LLC Frequently Asked Questions
Introduction to LLCs
An owner who invests a certain amount in a limited liability business structure such as an LLC is only risking the amount of his or her investment. The owner is not personally responsible for debts and obligations of the business that exceed the assets of the business.
An LLC must be properly set up and run to establish and maintain the “corporate veil” that protects owners from liability.
Ownership in an LLC often entitles the owner to a share of the LLC profits or losses and to a right to vote in decisions of the LLC. This governance should be defined in the LLC’s Operating Agreement.
Adding and removing owners is accomplished by purchasing or selling percentage ownership from other members. The total percentage ownership should always add up to 100%.
Choosing to form the LLC as manager-managed offers more flexibility. This way you can elect a member as the manager or elect a non-member manager.
Depending on the number of owners, pass-through taxation can either by under the IRS tax treatment of a sole proprietorship or partnership. The business income passes-through to the owners’ personal tax returns. As an owner of the LLC, you simply list your business profits and losses on your personal income tax return. Partnerships often also file an information return reporting how the profits or losses were divided amongst members.
An LLC can elect to be taxed as an S-Corporation, which allows the owners to save money on self-employment taxes on certain portions of their income. Typically this tax election is made when the business has significant profits. Eventually, the LLC will find it beneficial to elect C-Corporation tax treatment when the savings from income splitting and deducting benefits outweigh the additional cost of corporate double taxation.
After forming the LLC, you should have an organizational meeting of the owners and adopt an operating agreement, which documents how the LLC will be run. You should keep company records, including meeting minutes and resolutions.
Some states require the LLC to file an annual report, filing fees, and franchise tax for the continued authority to conduct business in that state. Keeping up with statutory requirements is important to preserve the good standing of the LLC, liability protections, and to avoid government penalties (up to and including administrative dissolution of the LLC).
Choosing an LLC
The big difference then between an LLC and an S-Corporation are the legal structures (LLC vs. corporation). Both offer limited liability to the owners and investors. An LLC is owned by members whereas a corporation is owned by shareholders. In both cases the owners may elect managers. In a manager-managed LLC, the members elect managers, usually annually. In a corporation, the shareholders elect a Board of Directors to oversee the corporation and appoint officers who run the day-to-day affairs of corporation. An LLC has less formalities than a corporation; you have more flexibility about how you define how it will be run. A corporation is usually more appropriate when there are complex ownership arrangements, investors, and the additional governance becomes a help rather than a hindrance.

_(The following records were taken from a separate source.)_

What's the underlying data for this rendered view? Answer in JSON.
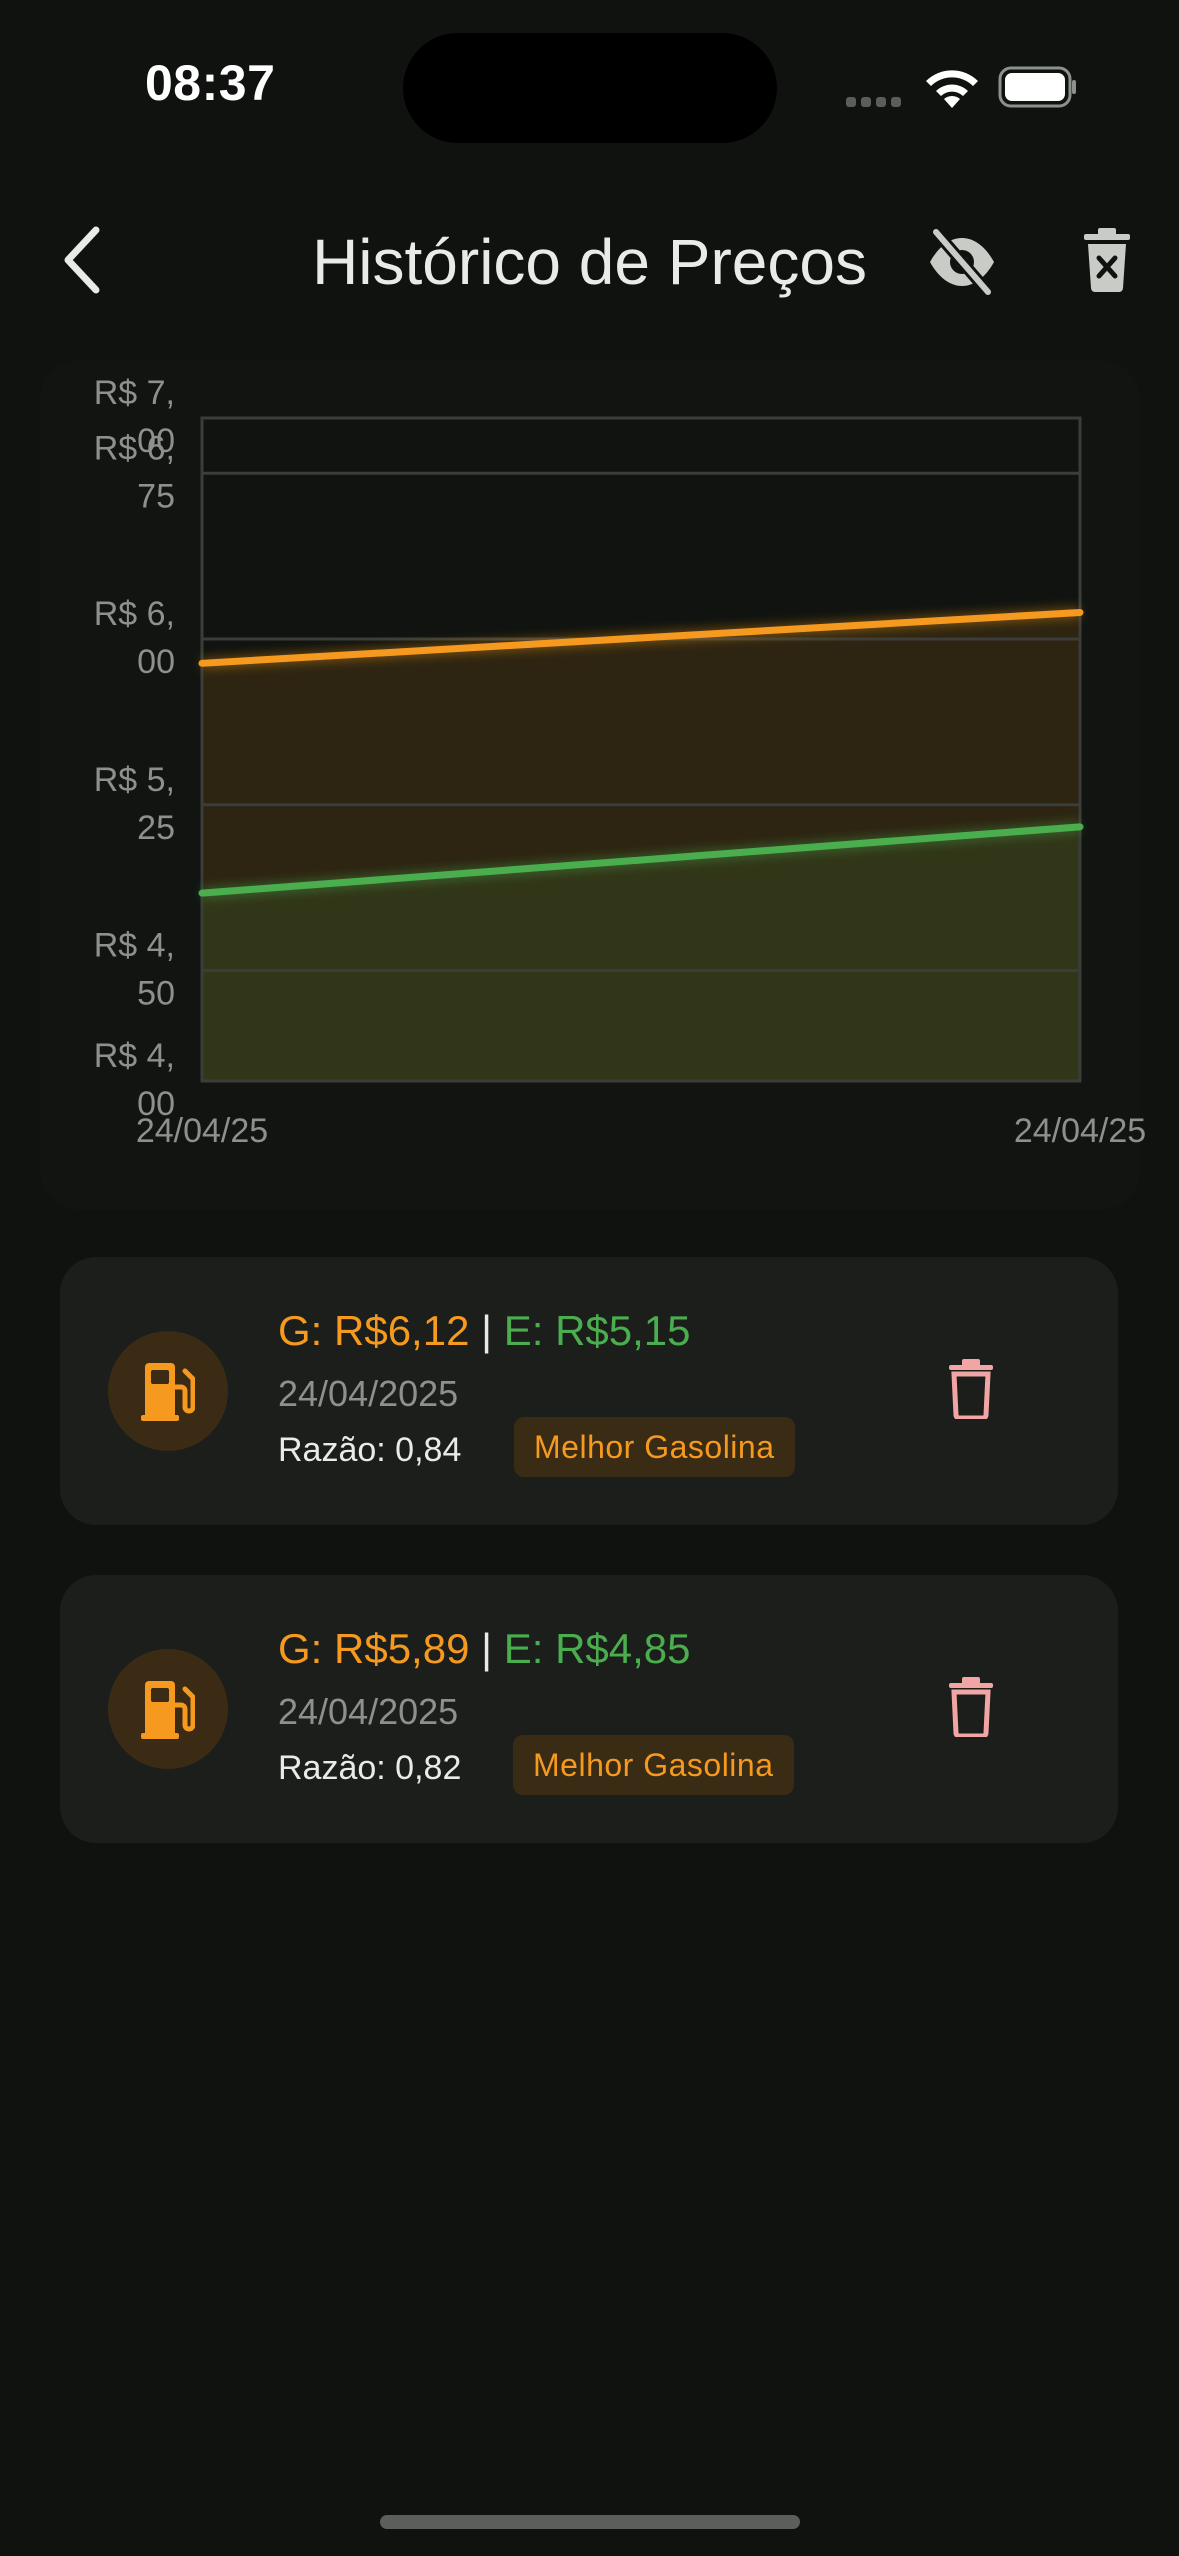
{
  "status_bar": {
    "time": "08:37"
  },
  "header": {
    "title": "Histórico de Preços",
    "back_icon": "chevron-left-icon",
    "hide_icon": "eye-off-icon",
    "clear_icon": "trash-x-icon"
  },
  "colors": {
    "gasoline": "#f59a1f",
    "ethanol": "#4aae4f",
    "delete": "#f2a5a5",
    "background": "#0f120f"
  },
  "chart_data": {
    "type": "line",
    "x": [
      "24/04/25",
      "24/04/25"
    ],
    "x_tick_labels": [
      "24/04/25",
      "24/04/25"
    ],
    "y_tick_labels": [
      {
        "value": 7.0,
        "lines": [
          "R$ 7,",
          "00"
        ]
      },
      {
        "value": 6.75,
        "lines": [
          "R$ 6,",
          "75"
        ]
      },
      {
        "value": 6.0,
        "lines": [
          "R$ 6,",
          "00"
        ]
      },
      {
        "value": 5.25,
        "lines": [
          "R$ 5,",
          "25"
        ]
      },
      {
        "value": 4.5,
        "lines": [
          "R$ 4,",
          "50"
        ]
      },
      {
        "value": 4.0,
        "lines": [
          "R$ 4,",
          "00"
        ]
      }
    ],
    "gridlines": [
      6.75,
      6.0,
      5.25,
      4.5
    ],
    "ylim": [
      4.0,
      7.0
    ],
    "series": [
      {
        "values": [
          5.89,
          6.12
        ],
        "color": "#f59a1f",
        "fill": true
      },
      {
        "values": [
          4.85,
          5.15
        ],
        "color": "#4aae4f",
        "fill": true
      }
    ],
    "grid": true
  },
  "records": [
    {
      "gas_price": "G: R$6,12",
      "separator": "|",
      "eth_price": "E: R$5,15",
      "date": "24/04/2025",
      "ratio": "Razão: 0,84",
      "badge": "Melhor Gasolina",
      "icon": "fuel-pump-icon",
      "delete_icon": "trash-icon"
    },
    {
      "gas_price": "G: R$5,89",
      "separator": "|",
      "eth_price": "E: R$4,85",
      "date": "24/04/2025",
      "ratio": "Razão: 0,82",
      "badge": "Melhor Gasolina",
      "icon": "fuel-pump-icon",
      "delete_icon": "trash-icon"
    }
  ]
}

After your LLC is set up, you are responsible for running an LLC in compliance with your statutory corporations code. This often requires filing an annual report, filing annual tax returns, and, in some states, remitting an annual franchise tax for the privilege of doing business. Fulfilling these state requirements will keep your LLC in good standing. The costs to accomplish these tasks vary by state. In some states there is no cost and in others you may have to spend hundreds every year. Please contact us if you would like more information about the business compliance aspects of running your LLC.
Forming an LLC
After forming the LLC, the business should register for federal and state tax IDs, hold an organizational meeting and adopt an Operating Agreement, issue membership certificates (if applicable), otherwise establish records, register for business licenses and permits, and set up a foundation to ensure compliance with ongoing statutory requirements.
- Learn how to do it yourself
- Invest in the expense and expertise of an attorney or accountant
- Consider our affordable LLC formation service
Some start ups naturally have presence in multiple states from Day 1. If this is the case, we can help you file a domestic registration for your LLC in your preferred state as well as foreign registrations in each other state where the LLC will conduct business. Please contact us for a custom quote.
You must choose a name for your LLC that is distinguishable from all other registered entities in your state of formation. The name must contain a corporate designator that is approved by that state’s corporations code. Certain words are restricted and either may not be used in the name or may only be used in the name with prior approval. Professional LLCs have additional restrictions on their company name.
Before filing Articles of Organization, a name availability check should be conducted to ensure the desired business name is available. Most states have searchable public records. Every state has a slightly different search protocol. Some require a name reservation in addition to a name availability search.
LLCs that wish to have multiple business names accomplish this by filing a fictitious name in addition to the LLC. We can help you avoid the common mistake of filing the fictitious name under your personal name instead of under the LLC. Please contact us for a custom price quote.
About Our Service
Ordering your desired LLC package is easy. You probably already know all the information you need such as your desired business name (if it’s not available, we’ll help you find one that is), a description of the purpose of your business, and the names of the owners.
State processing times vary. Some states permit us to form your LLC immediately online while others can take 10+ weeks to respond. We’re experienced in the best ways to submit your LLC and we communicate directly with the state government to resolve any delays.
Some secretaries of state offer expedited processing for a fee. If you’re in a rush, contact us and a formation specialist can explain state rush options, take your order by phone, and, with your help, submit your formation documents in a matter of hours.